Around the corner from Jambi, Audubon has welcomed a pair of two-year-old female sea lions who were recovering from injuries and health problems at the Marine Mammal Care Center Los Angeles (MMCCLA) in San Pedro.

The newcomers spent time acclimating to their new home at Audubon Zoo sea lion habitat, they have settled in and have now joined the zoo’s family of four sea lions. Lilli, the 31-year-old matriarch who came to Audubon Zoo in 1990; and three 6-year-olds – females Zoey and Roux, and Huey, a male.

“The sea lion team has been working closely with these two amazing animals since they arrived to build trusting relationships with the care staff by using positive reinforcement training,’’ says Eparvier.

Audubon staff have gotten to know the new sea lions well and chose the perfect names to match their personalities and back stories – “Ayah,’’ which means “miracle’’ in Arabic and “Jolee,’’ beautiful in French.

“Having Ayah and Jolee join our sea lion family is an honor,’’ Eparvier says. “We couldn’t be happier to give them a home here at Audubon Zoo. They are already amazing ambassadors for their species and we hope their stories will inspire our guests to be more aware of how humans impact our fragile oceans and what we all can do to help."

In June 2017, Jolee was found stranded on a jetty off the El Segundo coast suffering from malnourishment, an injury in her left eye and flipper abrasions. In addition, she has cataracts in both eyes and is visually impaired. Jolee, who gets around by following Ayah, can see better when it’s cloudy and uses her vibrissae (the bristle-like hairs on a sea lion’s face) when needed.

The same month, Ayah was rescued off the Malibu coast. She, too, was malnourished and a later examination revealed that she had a small caliber bullet in the right side of her brain. While the injury resulted in the loss of the left eye, miraculously she suffered no neurological damage. While Ayah has some scarring on the right cornea, she can still see with that eye. Her recovery is remarkable.

“Not every facility wants to take in sea lions with visual issues, but Audubon literally saved their lives by accepting them. We are deeply grateful. For me, these two animals are all about resilience. New Orleans is a perfect home for them,” says Lauren Palmer, staff veterinarian at the Marine Mammal Care Center Los Angeles.

The Marine Mammal Care Center has been rehabilitating sea lions and seals rescued from the California coastline for more than 25 years.

Audubon Nature Institute

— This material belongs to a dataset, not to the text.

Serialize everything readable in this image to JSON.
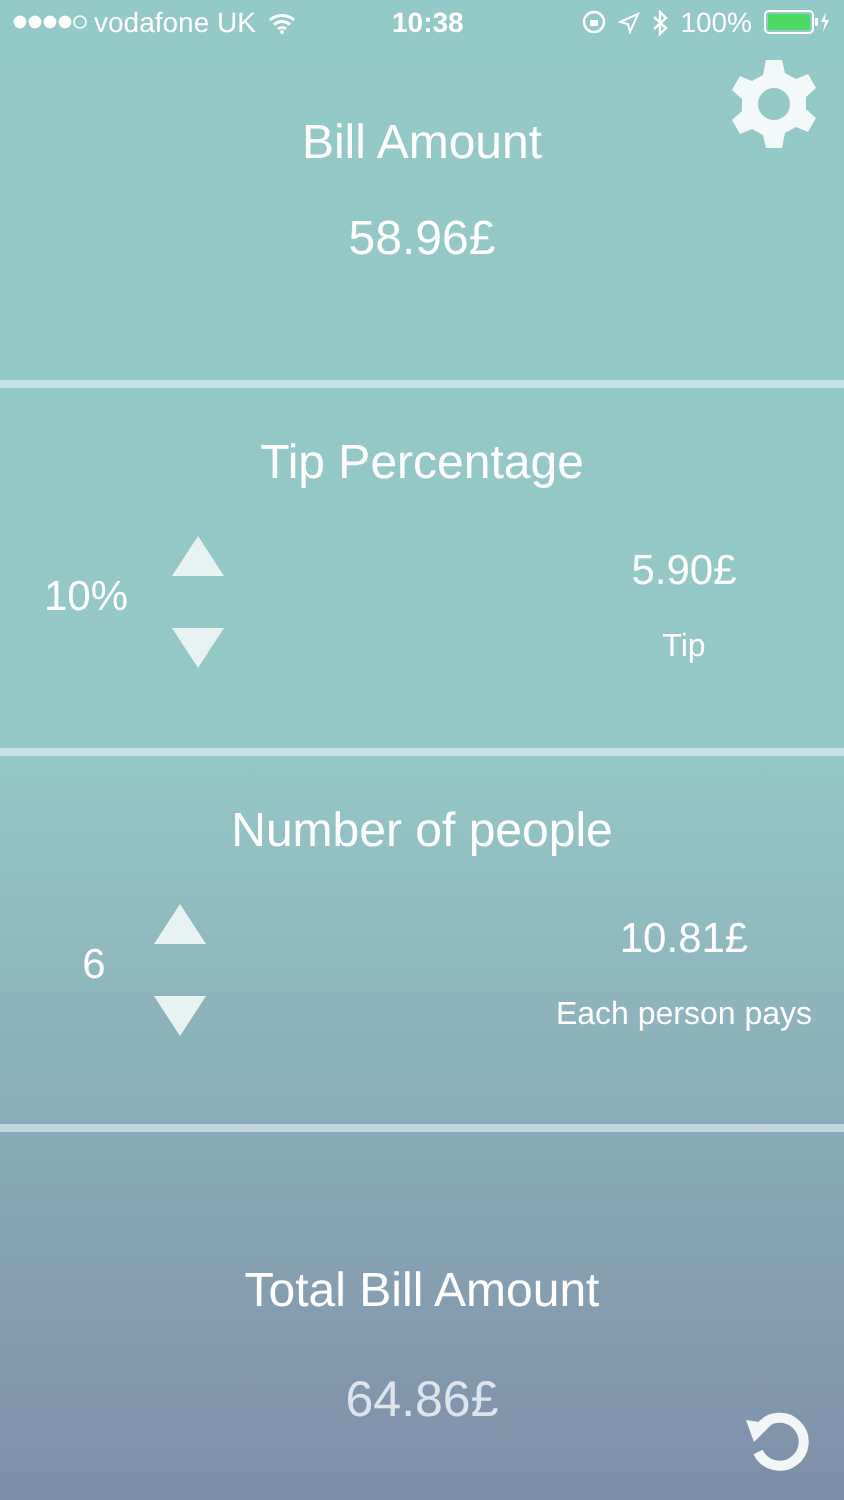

Audubon Nature Institute operates a family of museums, parks and research facilities dedicated to celebrating the wonders of nature. Through innovative live animal exhibits, education programs, and scientific discovery, Audubon makes a meaningful contribution to preserving wildlife for the future. Audubon Nature Institute flagships include Audubon Park, Audubon Zoo, Audubon Aquarium of the Americas, Entergy Giant Screen Theater, Audubon Butterfly Garden and Insectarium, Audubon Louisiana Nature Center, Freeport-McMoRan Audubon Species Survival Center, Woldenberg Riverfront Park and Audubon Wilderness Park. Ron Forman is President and CEO of Audubon Nature Institute.